Lysistrata is a comedy by Aristophanes. Originally performed in classical Athens in 411 BCE, it is a comic account of one woman’s extraordinary mission to end The Peloponnesian War. Lysistrata persuades the women of Greece to withhold sexual privileges from their husbands and lovers as a means of forcing the men to negotiate peace — a strategy, however, that inflames the battle between the sexes. The play is notable for being an early exposé of sexual relations in a male-dominated society. The dramatic structure represents a shift away from the conventions of Old Comedy, a trend typical of the author’s career.
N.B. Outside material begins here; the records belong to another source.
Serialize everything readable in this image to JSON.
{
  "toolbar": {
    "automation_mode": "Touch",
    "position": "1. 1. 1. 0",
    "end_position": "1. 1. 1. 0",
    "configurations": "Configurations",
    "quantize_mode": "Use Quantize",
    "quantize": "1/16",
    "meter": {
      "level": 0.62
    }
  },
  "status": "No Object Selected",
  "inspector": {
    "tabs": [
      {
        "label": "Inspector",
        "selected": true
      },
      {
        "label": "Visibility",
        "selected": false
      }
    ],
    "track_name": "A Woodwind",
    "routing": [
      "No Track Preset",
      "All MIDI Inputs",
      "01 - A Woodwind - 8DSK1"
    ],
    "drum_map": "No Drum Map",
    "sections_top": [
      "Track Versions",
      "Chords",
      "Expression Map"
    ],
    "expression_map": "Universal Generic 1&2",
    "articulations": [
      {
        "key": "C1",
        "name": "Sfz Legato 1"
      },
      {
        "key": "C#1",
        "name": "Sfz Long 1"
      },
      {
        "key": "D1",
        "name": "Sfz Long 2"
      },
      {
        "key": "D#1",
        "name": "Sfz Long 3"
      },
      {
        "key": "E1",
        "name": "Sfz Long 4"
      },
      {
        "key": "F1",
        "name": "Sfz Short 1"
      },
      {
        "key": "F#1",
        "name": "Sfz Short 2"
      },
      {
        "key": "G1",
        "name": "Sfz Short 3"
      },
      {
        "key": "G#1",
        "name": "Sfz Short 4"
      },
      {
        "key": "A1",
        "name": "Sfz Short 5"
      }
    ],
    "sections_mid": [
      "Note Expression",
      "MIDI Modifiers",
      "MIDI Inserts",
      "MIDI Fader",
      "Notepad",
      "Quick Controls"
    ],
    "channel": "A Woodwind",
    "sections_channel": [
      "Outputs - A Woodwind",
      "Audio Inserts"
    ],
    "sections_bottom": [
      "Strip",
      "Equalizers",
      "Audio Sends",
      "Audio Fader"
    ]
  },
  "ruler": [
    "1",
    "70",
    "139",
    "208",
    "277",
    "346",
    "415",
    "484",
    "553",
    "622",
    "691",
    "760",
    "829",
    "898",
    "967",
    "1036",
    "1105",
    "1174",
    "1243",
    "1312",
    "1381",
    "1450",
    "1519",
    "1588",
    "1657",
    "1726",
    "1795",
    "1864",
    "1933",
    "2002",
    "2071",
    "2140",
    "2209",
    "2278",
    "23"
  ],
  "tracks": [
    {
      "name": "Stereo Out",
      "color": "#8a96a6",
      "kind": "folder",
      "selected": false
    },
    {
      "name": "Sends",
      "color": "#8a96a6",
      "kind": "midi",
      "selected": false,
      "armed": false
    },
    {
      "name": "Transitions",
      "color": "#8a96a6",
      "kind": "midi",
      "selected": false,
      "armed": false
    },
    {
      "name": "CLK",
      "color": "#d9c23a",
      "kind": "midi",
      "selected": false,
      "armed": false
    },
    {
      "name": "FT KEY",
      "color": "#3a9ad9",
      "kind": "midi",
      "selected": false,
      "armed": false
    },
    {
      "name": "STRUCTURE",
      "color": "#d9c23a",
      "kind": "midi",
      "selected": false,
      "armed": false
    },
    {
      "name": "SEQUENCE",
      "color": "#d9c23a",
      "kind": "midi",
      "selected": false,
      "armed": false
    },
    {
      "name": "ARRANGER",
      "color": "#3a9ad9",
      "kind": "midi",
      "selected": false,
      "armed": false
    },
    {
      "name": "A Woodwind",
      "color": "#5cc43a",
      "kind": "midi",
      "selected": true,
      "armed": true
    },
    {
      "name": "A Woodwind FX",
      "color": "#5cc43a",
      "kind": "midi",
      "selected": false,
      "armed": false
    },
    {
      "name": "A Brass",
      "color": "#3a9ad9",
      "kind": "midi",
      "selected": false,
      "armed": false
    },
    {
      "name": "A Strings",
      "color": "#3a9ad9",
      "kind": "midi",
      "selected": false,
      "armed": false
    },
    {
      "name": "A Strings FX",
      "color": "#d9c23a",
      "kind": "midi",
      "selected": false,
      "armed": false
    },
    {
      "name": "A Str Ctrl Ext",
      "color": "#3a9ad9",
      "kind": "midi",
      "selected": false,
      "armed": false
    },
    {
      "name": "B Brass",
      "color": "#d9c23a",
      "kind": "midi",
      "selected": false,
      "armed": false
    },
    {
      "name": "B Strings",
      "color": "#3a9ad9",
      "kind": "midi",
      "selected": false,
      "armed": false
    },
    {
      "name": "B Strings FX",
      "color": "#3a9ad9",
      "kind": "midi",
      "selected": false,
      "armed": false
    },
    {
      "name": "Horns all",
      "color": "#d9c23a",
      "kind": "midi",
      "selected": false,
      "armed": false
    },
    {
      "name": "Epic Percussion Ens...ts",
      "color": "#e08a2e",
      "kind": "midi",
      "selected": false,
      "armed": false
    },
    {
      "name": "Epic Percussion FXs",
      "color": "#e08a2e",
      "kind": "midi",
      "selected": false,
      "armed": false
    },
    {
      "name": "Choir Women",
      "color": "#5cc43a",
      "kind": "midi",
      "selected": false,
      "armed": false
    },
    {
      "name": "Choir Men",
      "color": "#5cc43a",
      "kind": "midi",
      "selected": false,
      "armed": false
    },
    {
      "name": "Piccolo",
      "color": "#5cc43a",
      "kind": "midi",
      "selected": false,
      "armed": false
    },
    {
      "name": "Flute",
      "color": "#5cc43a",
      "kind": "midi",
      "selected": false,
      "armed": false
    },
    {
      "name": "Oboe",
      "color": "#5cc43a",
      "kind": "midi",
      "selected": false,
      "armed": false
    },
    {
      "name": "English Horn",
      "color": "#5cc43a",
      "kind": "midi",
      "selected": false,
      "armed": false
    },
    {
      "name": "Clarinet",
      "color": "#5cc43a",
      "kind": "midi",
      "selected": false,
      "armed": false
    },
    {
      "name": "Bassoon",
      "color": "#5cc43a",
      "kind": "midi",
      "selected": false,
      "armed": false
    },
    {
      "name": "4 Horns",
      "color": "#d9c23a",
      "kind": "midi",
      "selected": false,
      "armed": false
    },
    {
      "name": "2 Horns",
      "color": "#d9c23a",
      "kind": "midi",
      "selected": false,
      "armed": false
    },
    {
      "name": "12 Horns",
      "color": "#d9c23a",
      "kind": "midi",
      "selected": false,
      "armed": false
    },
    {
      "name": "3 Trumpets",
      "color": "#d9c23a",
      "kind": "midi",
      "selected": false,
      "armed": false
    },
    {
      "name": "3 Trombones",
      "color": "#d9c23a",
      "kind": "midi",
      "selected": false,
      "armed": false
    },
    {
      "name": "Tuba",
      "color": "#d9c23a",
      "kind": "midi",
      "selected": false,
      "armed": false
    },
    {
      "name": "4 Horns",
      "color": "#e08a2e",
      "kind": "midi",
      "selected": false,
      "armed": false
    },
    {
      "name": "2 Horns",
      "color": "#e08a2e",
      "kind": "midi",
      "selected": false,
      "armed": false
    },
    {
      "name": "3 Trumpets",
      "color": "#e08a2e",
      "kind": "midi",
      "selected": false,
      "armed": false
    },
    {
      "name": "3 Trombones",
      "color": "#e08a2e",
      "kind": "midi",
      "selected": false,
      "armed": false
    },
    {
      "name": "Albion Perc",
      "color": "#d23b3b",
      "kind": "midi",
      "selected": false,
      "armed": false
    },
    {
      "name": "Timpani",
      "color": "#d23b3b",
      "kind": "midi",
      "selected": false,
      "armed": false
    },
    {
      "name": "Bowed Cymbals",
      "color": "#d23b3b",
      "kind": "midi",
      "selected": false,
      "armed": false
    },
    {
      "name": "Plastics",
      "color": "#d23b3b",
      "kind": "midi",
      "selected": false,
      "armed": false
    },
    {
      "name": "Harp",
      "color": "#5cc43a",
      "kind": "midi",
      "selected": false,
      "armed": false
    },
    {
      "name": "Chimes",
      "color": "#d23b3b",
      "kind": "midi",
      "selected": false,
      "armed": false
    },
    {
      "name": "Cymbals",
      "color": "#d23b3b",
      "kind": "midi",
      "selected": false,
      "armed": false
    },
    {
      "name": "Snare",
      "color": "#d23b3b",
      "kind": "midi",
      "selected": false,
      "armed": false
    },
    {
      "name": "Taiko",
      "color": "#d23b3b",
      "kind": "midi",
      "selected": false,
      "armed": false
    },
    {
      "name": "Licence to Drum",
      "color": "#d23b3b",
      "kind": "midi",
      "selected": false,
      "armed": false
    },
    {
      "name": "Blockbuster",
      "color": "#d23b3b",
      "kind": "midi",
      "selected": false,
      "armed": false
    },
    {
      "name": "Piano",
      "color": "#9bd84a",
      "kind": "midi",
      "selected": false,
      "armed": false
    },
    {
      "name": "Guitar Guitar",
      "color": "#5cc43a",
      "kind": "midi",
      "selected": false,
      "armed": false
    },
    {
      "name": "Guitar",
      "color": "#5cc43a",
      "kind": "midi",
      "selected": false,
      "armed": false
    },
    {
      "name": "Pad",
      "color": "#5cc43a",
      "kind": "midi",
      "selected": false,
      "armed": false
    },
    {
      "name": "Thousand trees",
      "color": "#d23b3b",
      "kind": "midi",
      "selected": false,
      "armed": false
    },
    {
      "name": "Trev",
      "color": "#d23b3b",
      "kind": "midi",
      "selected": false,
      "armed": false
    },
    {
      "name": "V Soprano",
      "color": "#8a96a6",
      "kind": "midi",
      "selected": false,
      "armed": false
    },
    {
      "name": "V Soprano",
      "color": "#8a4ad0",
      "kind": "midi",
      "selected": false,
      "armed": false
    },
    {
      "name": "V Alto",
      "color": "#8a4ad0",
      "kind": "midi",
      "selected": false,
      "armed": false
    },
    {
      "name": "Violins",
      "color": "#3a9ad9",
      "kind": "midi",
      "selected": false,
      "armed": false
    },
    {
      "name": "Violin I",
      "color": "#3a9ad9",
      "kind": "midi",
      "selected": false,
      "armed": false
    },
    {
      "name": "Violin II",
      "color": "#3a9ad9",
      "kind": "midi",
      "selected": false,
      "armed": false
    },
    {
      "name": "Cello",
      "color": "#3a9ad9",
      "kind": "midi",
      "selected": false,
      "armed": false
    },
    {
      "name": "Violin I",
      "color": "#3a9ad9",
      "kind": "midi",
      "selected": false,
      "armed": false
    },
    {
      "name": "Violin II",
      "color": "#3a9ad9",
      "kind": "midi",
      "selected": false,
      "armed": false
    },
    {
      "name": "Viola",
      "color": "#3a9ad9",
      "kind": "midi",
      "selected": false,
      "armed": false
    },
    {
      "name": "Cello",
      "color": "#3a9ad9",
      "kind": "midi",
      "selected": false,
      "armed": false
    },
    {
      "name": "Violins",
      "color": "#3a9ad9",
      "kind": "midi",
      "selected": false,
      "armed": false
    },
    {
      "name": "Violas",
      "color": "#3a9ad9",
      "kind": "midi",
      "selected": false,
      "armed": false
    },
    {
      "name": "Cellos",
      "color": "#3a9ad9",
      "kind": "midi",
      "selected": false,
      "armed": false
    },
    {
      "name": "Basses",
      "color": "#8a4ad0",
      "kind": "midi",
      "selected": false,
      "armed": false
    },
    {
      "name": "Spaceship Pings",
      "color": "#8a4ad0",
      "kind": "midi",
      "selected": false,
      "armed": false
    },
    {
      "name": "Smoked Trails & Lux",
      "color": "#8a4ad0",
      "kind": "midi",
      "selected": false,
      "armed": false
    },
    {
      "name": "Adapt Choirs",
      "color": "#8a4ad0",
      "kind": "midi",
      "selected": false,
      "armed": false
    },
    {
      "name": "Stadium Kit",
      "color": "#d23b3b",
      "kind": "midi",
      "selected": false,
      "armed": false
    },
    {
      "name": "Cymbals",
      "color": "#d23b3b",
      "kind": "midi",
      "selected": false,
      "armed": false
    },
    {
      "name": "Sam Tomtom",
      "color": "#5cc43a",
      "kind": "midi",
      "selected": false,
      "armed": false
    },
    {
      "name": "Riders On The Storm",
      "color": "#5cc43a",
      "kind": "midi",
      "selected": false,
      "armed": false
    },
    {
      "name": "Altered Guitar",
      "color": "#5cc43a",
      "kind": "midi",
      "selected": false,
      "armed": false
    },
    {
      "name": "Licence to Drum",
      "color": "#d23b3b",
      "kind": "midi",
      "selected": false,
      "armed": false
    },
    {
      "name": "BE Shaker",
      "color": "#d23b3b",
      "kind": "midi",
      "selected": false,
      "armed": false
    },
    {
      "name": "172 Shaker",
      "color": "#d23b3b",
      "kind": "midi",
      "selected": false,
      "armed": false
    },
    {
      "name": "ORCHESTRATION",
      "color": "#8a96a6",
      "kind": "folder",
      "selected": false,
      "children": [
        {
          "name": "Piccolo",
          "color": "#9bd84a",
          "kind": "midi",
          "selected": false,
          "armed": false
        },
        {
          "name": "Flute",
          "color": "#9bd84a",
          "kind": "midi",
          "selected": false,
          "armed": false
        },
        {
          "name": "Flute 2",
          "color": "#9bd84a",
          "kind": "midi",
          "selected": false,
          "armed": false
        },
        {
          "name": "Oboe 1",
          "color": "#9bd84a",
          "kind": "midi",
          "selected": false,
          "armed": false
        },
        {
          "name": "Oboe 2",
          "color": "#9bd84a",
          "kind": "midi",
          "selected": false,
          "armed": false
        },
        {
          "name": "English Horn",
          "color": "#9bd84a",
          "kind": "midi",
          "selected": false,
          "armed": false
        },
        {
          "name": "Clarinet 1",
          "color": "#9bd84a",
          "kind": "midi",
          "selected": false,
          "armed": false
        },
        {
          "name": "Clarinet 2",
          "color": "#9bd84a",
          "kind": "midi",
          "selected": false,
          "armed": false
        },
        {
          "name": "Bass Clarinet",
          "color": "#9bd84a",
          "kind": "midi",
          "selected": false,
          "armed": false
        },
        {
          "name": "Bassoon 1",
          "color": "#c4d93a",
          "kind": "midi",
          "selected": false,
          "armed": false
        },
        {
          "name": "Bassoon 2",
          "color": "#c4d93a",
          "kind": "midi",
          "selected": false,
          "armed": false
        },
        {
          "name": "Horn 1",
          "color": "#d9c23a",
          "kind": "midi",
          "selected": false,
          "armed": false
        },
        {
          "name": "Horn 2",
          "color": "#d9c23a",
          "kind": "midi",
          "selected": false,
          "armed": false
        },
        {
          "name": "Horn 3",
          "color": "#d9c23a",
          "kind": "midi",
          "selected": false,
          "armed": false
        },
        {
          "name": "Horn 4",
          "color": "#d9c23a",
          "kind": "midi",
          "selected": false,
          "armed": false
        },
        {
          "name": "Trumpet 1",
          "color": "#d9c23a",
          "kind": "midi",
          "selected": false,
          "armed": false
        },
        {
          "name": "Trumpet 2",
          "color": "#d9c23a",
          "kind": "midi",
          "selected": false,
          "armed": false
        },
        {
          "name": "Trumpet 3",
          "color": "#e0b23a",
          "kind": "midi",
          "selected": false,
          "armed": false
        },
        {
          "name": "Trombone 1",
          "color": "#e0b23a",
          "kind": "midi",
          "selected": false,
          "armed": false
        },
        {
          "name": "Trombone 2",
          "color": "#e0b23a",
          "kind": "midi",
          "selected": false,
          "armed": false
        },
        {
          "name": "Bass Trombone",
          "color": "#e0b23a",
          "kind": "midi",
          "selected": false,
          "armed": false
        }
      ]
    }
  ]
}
It was produced in the same year as Thesmophoriazusae, another play with a focus on gender-based issues, just two years after Athens’ catastrophic defeat in the Sicilian Expedition.
LYSISTRATA: There are a lot of things about us women That sadden me, considering how men See us as rascals. CALONICE: As indeed we are!